Another week, another scrap between Manitoba's Progressive Conservative government and the board of a Crown corporation.
However, this time, Autopac is involved. That is a game changer in so many ways.
Few government entities are more politically volatile than Autopac and the Crown corporation that delivers it, Manitoba Public Insurance. It doesn't matter whether the news is good or bad, it seems that Manitobans love to angrily debate the morality of the province's auto insurance monopoly.
This most recent battle between the MPI board and the government of Premier Brian Pallister is a good case in point.
The Free Press reported this week that MPI's bid to move insurance and licence renewal to an online platform could be kiboshed by the Tory government. Crown Services Minister Colleen Mayer denied giving a formal, written directive to anyone at MPI, but the MPI board sought a legal opinion about whether the government had the authority to stop them from moving the licence and insurance renewals online.
The decision to obtain a legal opinion is evidence that someone high up in the Pallister government said something to someone at MPI.
Why would the provincial government be so concerned about self-service, online renewals? In this day and age where so much of our lives involve online transactions, moving annual renewals online is a no-brainer.
Unfortunately for those people who resent their annual trip to renew licences and insurance in person, the Tories have a political stake in maintaining the status quo. Pallister is trying to avoid a fight with private insurance brokers, a political constituency that has always hit a little bit above their weight when it comes to Tory governments.

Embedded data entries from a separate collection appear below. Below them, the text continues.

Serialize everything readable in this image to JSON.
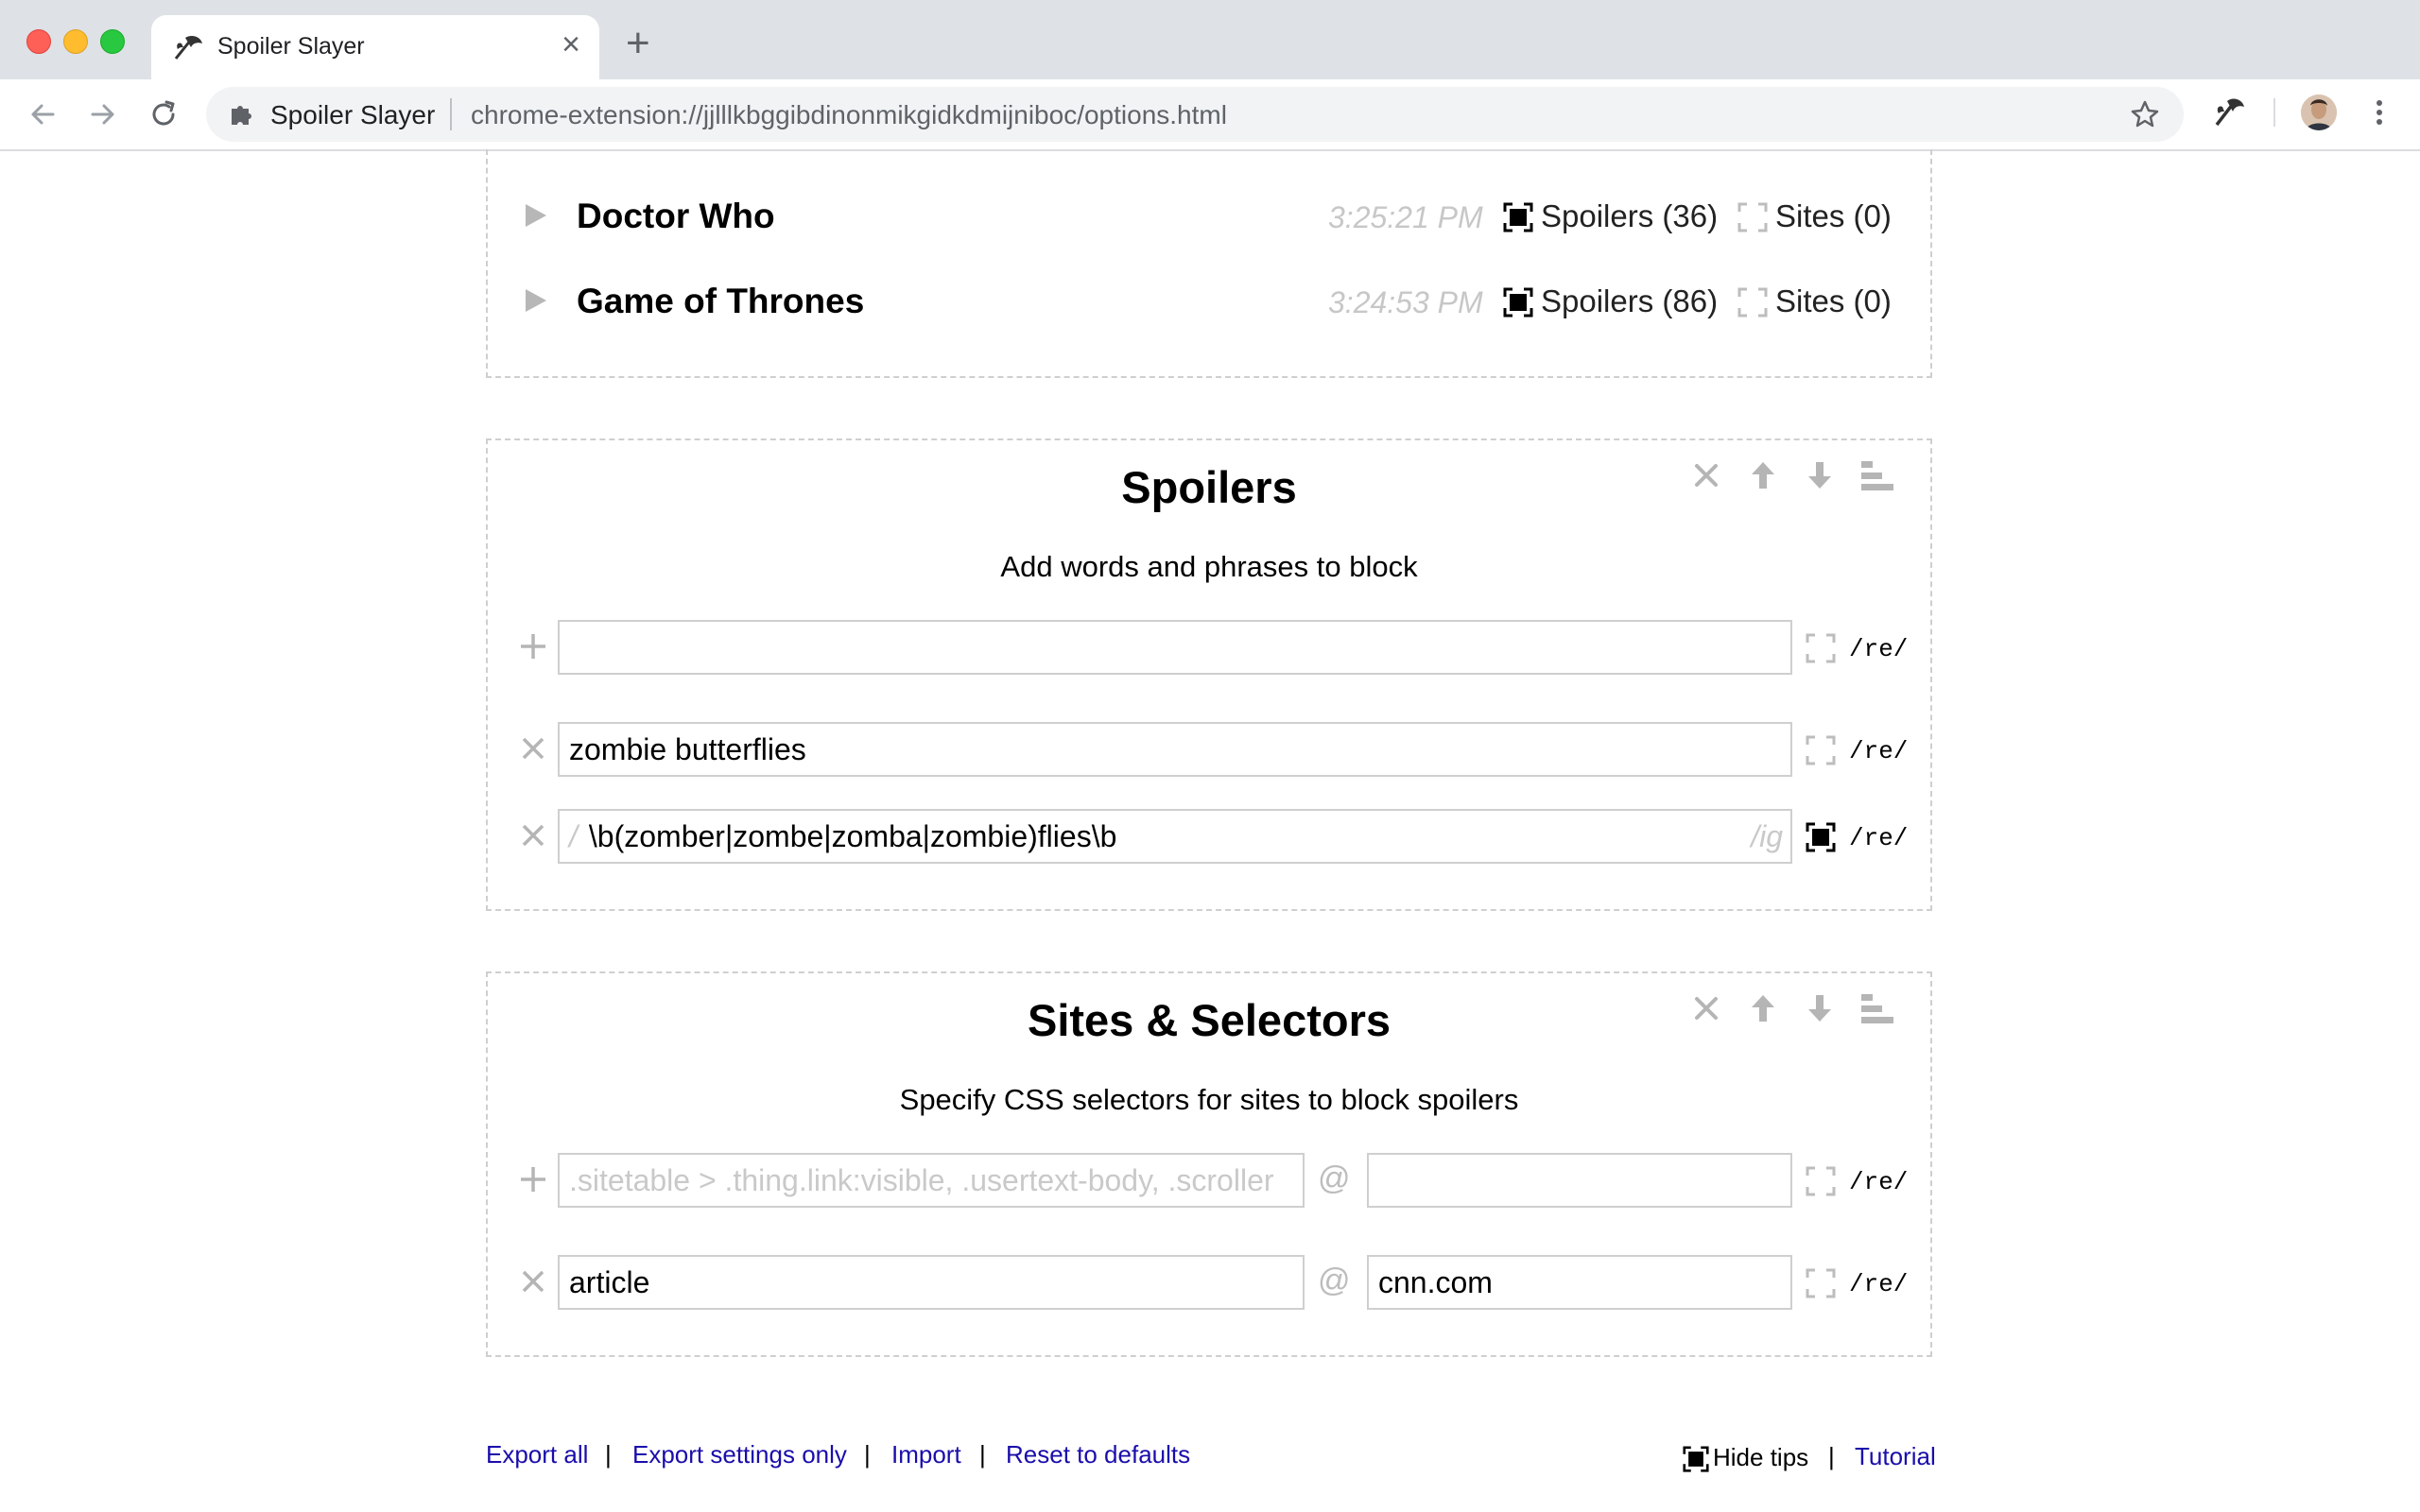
{
  "browser": {
    "tab_title": "Spoiler Slayer",
    "tab_close": "×",
    "new_tab": "+",
    "omnibox_name": "Spoiler Slayer",
    "url": "chrome-extension://jjlllkbggibdinonmikgidkdmijniboc/options.html"
  },
  "groups": [
    {
      "title": "Doctor Who",
      "time": "3:25:21 PM",
      "spoilers_label": "Spoilers (36)",
      "spoilers_checked": true,
      "sites_label": "Sites (0)",
      "sites_checked": false
    },
    {
      "title": "Game of Thrones",
      "time": "3:24:53 PM",
      "spoilers_label": "Spoilers (86)",
      "spoilers_checked": true,
      "sites_label": "Sites (0)",
      "sites_checked": false
    }
  ],
  "spoilers": {
    "title": "Spoilers",
    "subtitle": "Add words and phrases to block",
    "new_value": "",
    "entries": [
      {
        "value": "zombie butterflies",
        "is_regex": false
      },
      {
        "value": "\\b(zomber|zombe|zomba|zombie)flies\\b",
        "is_regex": true,
        "prefix": "/",
        "flags": "/ig"
      }
    ],
    "re_label": "/re/"
  },
  "sites": {
    "title": "Sites & Selectors",
    "subtitle": "Specify CSS selectors for sites to block spoilers",
    "selector_placeholder": ".sitetable > .thing.link:visible, .usertext-body, .scroller",
    "at": "@",
    "entries": [
      {
        "selector": "article",
        "site": "cnn.com",
        "is_regex": false
      }
    ],
    "re_label": "/re/"
  },
  "footer": {
    "export_all": "Export all",
    "export_settings": "Export settings only",
    "import": "Import",
    "reset": "Reset to defaults",
    "separator": "|",
    "hide_tips": "Hide tips",
    "tutorial": "Tutorial"
  },
  "colors": {
    "link": "#1a0dab",
    "border": "#cfcfcf",
    "muted": "#c7c7c7"
  }
}
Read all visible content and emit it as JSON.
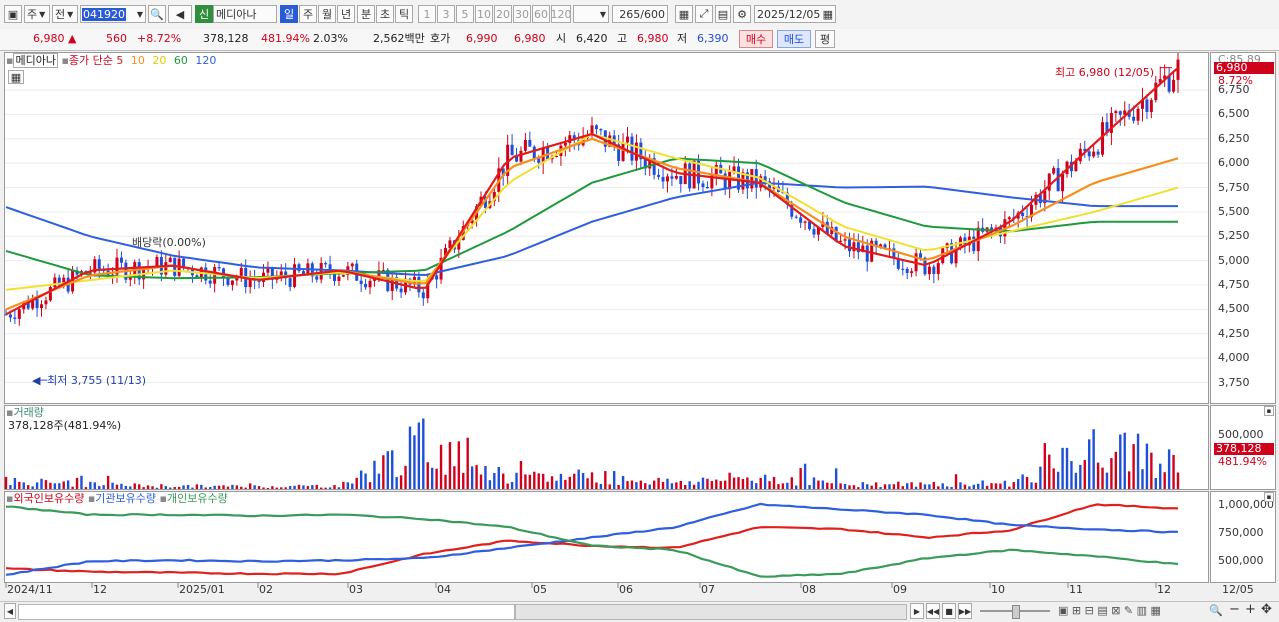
{
  "toolbar": {
    "market": "주",
    "prev": "전",
    "code": "041920",
    "name": "메디아나",
    "shin": "신",
    "periods": [
      "일",
      "주",
      "월",
      "년",
      "분",
      "초",
      "틱"
    ],
    "steps": [
      "1",
      "3",
      "5",
      "10",
      "20",
      "30",
      "60",
      "120"
    ],
    "count": "265",
    "total": "/600",
    "date": "2025/12/05"
  },
  "info": {
    "price": "6,980",
    "change": "560",
    "rate": "+8.72%",
    "volume": "378,128",
    "vol_ratio": "481.94%",
    "turnover": "2.03%",
    "amount": "2,562백만",
    "hoga_label": "호가",
    "hoga_sell": "6,990",
    "hoga_buy": "6,980",
    "open_label": "시",
    "open": "6,420",
    "high_label": "고",
    "high": "6,980",
    "low_label": "저",
    "low": "6,390",
    "buy": "매수",
    "sell": "매도",
    "eval": "평"
  },
  "price_pane": {
    "name": "메디아나",
    "ma_prefix": "종가 단순",
    "ma": [
      "5",
      "10",
      "20",
      "60",
      "120"
    ],
    "max_label": "최고 6,980 (12/05)",
    "min_label": "최저 3,755 (11/13)",
    "div_label": "배당락(0.00%)",
    "axis_top": "C:85.89",
    "current": "6,980",
    "current_rate": "8.72%"
  },
  "volume_pane": {
    "title": "거래량",
    "value": "378,128주(481.94%)",
    "current": "378,128",
    "current_rate": "481.94%"
  },
  "holder_pane": {
    "series": [
      "외국인보유수량",
      "기관보유수량",
      "개인보유수량"
    ]
  },
  "xaxis": [
    "2024/11",
    "12",
    "2025/01",
    "02",
    "03",
    "04",
    "05",
    "06",
    "07",
    "08",
    "09",
    "10",
    "11",
    "12"
  ],
  "xaxis_last": "12/05",
  "colors": {
    "up": "#d0021b",
    "down": "#1f4fd8",
    "ma5": "#e01b1b",
    "ma10": "#f5901e",
    "ma20": "#f0e030",
    "ma60": "#1e9a3c",
    "ma120": "#2f5fe0",
    "foreign": "#e0201c",
    "inst": "#2f5fe0",
    "indiv": "#3a9a5a"
  },
  "chart_data": [
    {
      "type": "line",
      "title": "메디아나",
      "ylim": [
        3550,
        7100
      ],
      "yticks": [
        "6,750",
        "6,500",
        "6,250",
        "6,000",
        "5,750",
        "5,500",
        "5,250",
        "5,000",
        "4,750",
        "4,500",
        "4,250",
        "4,000",
        "3,750"
      ],
      "x": [
        "2024/11",
        "12",
        "2025/01",
        "02",
        "03",
        "04",
        "05",
        "06",
        "07",
        "08",
        "09",
        "10",
        "11",
        "12",
        "12/05"
      ],
      "series": [
        {
          "name": "5",
          "values": [
            4450,
            4900,
            4950,
            4800,
            4900,
            4700,
            6050,
            6300,
            5900,
            5800,
            5150,
            4950,
            5400,
            6200,
            6980
          ]
        },
        {
          "name": "10",
          "values": [
            4500,
            4850,
            4950,
            4800,
            4900,
            4750,
            5950,
            6250,
            5950,
            5800,
            5250,
            5000,
            5350,
            5800,
            6050
          ]
        },
        {
          "name": "20",
          "values": [
            4700,
            4800,
            4900,
            4820,
            4880,
            4780,
            5800,
            6300,
            6050,
            5850,
            5350,
            5100,
            5300,
            5500,
            5750
          ]
        },
        {
          "name": "60",
          "values": [
            5100,
            4850,
            4820,
            4830,
            4870,
            4900,
            5300,
            5800,
            6050,
            6000,
            5600,
            5350,
            5300,
            5400,
            5400
          ]
        },
        {
          "name": "120",
          "values": [
            5550,
            5250,
            5050,
            4930,
            4900,
            4850,
            5050,
            5400,
            5650,
            5800,
            5750,
            5760,
            5650,
            5560,
            5560
          ]
        }
      ]
    },
    {
      "type": "bar",
      "title": "거래량",
      "ylim": [
        0,
        700000
      ],
      "yticks": [
        "500,000"
      ],
      "x": [
        "2024/11",
        "12",
        "2025/01",
        "02",
        "03",
        "04",
        "05",
        "06",
        "07",
        "08",
        "09",
        "10",
        "11",
        "12",
        "12/05"
      ],
      "values": [
        110000,
        60000,
        40000,
        35000,
        45000,
        620000,
        130000,
        180000,
        90000,
        160000,
        70000,
        60000,
        80000,
        520000,
        378128
      ]
    },
    {
      "type": "line",
      "ylim": [
        250000,
        1100000
      ],
      "yticks": [
        "1,000,000",
        "750,000",
        "500,000"
      ],
      "x": [
        "2024/11",
        "12",
        "2025/01",
        "02",
        "03",
        "04",
        "05",
        "06",
        "07",
        "08",
        "09",
        "10",
        "11",
        "12",
        "12/05"
      ],
      "series": [
        {
          "name": "외국인보유수량",
          "values": [
            380000,
            350000,
            340000,
            330000,
            330000,
            520000,
            650000,
            600000,
            580000,
            780000,
            760000,
            680000,
            750000,
            1000000,
            960000
          ]
        },
        {
          "name": "기관보유수량",
          "values": [
            320000,
            450000,
            460000,
            450000,
            460000,
            480000,
            580000,
            680000,
            780000,
            1000000,
            950000,
            900000,
            800000,
            760000,
            730000
          ]
        },
        {
          "name": "개인보유수량",
          "values": [
            980000,
            900000,
            900000,
            890000,
            900000,
            860000,
            780000,
            600000,
            560000,
            300000,
            330000,
            480000,
            560000,
            500000,
            420000
          ]
        }
      ]
    }
  ]
}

Everyone who owns a car in this province understands that private brokers are the retail face of the Autopac system. In the past 20 years, brokers have worked their way deep within the Autopac renewals system until now, it is really the only place that most of us go to renew.
It's a system that has advantages for taxpayers. All of the overhead of maintaining the offices, and paying the people who staff the counters, is covered by the brokers. With nearly 300 private brokers in the province — and locations that include grocery stores, shopping malls and strip malls — Manitobans have a fairly accessible retail network for Autopac transactions.
It's also a sweet deal for brokers. There is no fee charged to brokers for the right to represent MPI. As well, the Crown insurer pays out more than $80 million annually in commissions to brokers and covers all of the costs of the Autopac online system that facilitates licence and insurance renewals. MPI even pays for the cameras and scanners used by brokers to process renewals.
Brokers have fought stridently for the role they play in the Autopac system. Quietly, they argue that commissions are really only one benefit of selling government auto insurance; many also note that Autopac functions as a powerful marketing tool, getting live bodies in through the door where they can inquire about other insurance products.
More importantly, allowing brokers to play an important role in government auto insurance plays well with those Manitobans who resent the government's monopoly. It would not be a stretch to say that a good many of those Manitobans vote Tory.
That political reality has allowed the Insurance Brokers Association of Manitoba, the industry's lobby group, to establish a close relationship with PC governments over the years to ensure the plan being looked at by MPI does not move too quickly.
The conflict between MPI and the provincial government is consistent with battles it has waged with two other politically appointed Crown corporation boards. Battles that have, at their core, a disagreement about how much influence the premier should have over Crown operations.
In the case of Manitoba Liquor and Lotteries, chairwoman Polly Craik was fired after she and other Tory-appointed board members tried to forge ahead with a $60-million capital expansion of the Club Regent Casino against the premier's wishes. Craik suggested government officials had provided back-channel instructions directly to MLL management — a real no-no in the world of Crown corporation governance — to undermine the expansion plans.
In Pallister's battle with Manitoba Hydro, he and former board chairman Sanford Riley fought over several issues, including a financial settlement between the utility and the Manitoba Metis Federation. When Pallister insisted on terminating the deal, Riley and the rest of his board resigned in protest.
To be clear, a provincial government is allowed to direct a Crown corporation as long as it done in a public and transparent way, such as through a news release, ministerial statement or media interview, but a premier cannot just call up someone on the board and, unbeknownst to the public, start pulling strings.
With MPI, Pallister now finds himself between a politically tricky rock and a profoundly problematic hard place.
Frustrate MPI's efforts to expand online services, and the premier runs the risk of angering citizens who long for the opportunity to renew online, at their convenience. Green-light MPI's plan, and he will almost certainly suffer the condemnation of 300 private brokers who have, as an industry, cultivated a deep reach into the core of his party.
This is a political dilemma that requires some deft political diplomacy, not awkward political duplicity.
Born and raised in and around Toronto, Dan Lett came to Winnipeg in 1986, less than a year out of journalism school with a lifelong dream to be a newspaper reporter.
Updated on Thursday, March 28, 2019 at 8:41 AM CDT: Typo fixed.